-- WORK INSTRUCTION --
Set down the line that contains "Serialize everything readable" and every line after it to the end of the entries, exactly as they stand and nothing more.

-- DATA --
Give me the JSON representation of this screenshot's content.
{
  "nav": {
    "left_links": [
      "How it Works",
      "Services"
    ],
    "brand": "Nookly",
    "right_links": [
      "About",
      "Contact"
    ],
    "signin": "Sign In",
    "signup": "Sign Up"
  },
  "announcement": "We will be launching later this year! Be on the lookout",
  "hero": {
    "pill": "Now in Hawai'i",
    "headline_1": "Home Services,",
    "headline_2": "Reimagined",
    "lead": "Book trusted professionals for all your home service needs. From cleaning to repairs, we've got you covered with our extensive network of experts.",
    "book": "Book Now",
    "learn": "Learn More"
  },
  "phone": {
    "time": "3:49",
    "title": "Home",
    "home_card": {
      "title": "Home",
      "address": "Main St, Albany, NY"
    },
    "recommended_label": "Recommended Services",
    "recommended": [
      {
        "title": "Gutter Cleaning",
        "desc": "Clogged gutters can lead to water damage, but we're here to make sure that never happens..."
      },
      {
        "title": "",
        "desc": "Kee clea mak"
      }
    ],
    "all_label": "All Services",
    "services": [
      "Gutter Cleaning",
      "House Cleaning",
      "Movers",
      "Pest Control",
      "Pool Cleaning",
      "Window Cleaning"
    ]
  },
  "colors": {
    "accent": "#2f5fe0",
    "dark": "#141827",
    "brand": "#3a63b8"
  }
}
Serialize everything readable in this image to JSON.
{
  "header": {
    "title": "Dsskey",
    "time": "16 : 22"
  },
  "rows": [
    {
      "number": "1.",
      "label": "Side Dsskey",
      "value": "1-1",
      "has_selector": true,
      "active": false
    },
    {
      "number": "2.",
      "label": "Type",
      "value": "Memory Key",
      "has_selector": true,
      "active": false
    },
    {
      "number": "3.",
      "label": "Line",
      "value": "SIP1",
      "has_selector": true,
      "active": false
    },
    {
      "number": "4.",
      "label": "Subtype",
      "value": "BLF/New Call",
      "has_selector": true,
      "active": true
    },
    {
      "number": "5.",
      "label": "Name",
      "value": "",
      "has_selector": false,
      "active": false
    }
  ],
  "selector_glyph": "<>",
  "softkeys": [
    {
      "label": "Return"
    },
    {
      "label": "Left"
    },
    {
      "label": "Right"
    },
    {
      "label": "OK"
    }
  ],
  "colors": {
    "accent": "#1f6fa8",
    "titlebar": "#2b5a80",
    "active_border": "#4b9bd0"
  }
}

-- RESULT OF THIS TASK --
Serialize everything readable in this image to JSON.
{
  "header": {
    "title": "Dsskey",
    "time": "16 : 22"
  },
  "rows": [
    {
      "number": "1.",
      "label": "Side Dsskey",
      "value": "1-1",
      "has_selector": true,
      "active": false
    },
    {
      "number": "2.",
      "label": "Type",
      "value": "Memory Key",
      "has_selector": true,
      "active": false
    },
    {
      "number": "3.",
      "label": "Line",
      "value": "SIP1",
      "has_selector": true,
      "active": false
    },
    {
      "number": "4.",
      "label": "Subtype",
      "value": "BLF/New Call",
      "has_selector": true,
      "active": true
    },
    {
      "number": "5.",
      "label": "Name",
      "value": "",
      "has_selector": false,
      "active": false
    }
  ],
  "selector_glyph": "<>",
  "softkeys": [
    {
      "label": "Return"
    },
    {
      "label": "Left"
    },
    {
      "label": "Right"
    },
    {
      "label": "OK"
    }
  ],
  "colors": {
    "accent": "#1f6fa8",
    "titlebar": "#2b5a80",
    "active_border": "#4b9bd0"
  }
}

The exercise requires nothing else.